((

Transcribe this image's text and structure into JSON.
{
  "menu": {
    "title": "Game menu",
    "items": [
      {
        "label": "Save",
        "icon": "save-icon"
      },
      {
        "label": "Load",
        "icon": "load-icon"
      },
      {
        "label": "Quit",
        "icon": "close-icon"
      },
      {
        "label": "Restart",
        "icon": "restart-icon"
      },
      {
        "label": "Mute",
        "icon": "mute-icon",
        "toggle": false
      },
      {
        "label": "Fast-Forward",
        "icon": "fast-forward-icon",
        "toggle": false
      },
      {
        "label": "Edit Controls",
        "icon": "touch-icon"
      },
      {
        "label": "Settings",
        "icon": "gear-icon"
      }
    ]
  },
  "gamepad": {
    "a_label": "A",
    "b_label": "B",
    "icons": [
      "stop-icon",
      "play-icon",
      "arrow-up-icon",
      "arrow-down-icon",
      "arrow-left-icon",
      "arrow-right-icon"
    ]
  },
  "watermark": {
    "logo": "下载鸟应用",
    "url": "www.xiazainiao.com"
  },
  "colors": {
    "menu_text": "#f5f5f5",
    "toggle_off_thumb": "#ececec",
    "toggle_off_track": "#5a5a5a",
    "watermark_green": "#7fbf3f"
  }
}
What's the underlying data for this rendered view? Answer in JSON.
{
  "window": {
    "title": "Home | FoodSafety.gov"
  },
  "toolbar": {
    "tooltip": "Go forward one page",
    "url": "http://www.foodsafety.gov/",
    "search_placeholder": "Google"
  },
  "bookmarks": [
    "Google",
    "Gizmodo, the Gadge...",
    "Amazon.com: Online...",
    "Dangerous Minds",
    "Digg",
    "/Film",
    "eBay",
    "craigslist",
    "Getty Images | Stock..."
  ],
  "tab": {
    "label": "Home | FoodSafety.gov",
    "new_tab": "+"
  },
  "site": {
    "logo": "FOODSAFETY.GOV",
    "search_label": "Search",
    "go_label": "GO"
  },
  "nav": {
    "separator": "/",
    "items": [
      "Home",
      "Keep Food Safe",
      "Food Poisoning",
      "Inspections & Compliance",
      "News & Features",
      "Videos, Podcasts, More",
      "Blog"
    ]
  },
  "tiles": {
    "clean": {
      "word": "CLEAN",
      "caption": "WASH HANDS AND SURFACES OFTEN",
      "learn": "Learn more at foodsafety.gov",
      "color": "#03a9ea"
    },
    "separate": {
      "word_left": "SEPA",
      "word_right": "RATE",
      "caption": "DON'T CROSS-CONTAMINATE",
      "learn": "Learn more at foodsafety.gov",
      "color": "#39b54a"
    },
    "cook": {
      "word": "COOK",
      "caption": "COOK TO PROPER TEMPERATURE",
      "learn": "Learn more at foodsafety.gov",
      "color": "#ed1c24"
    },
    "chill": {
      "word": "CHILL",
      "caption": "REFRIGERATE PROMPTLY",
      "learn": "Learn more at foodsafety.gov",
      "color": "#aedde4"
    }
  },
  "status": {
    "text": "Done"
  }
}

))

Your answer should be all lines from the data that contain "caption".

> _RESPONSE AREA_
      "caption": "WASH HANDS AND SURFACES OFTEN",
      "caption": "DON'T CROSS-CONTAMINATE",
      "caption": "COOK TO PROPER TEMPERATURE",
      "caption": "REFRIGERATE PROMPTLY",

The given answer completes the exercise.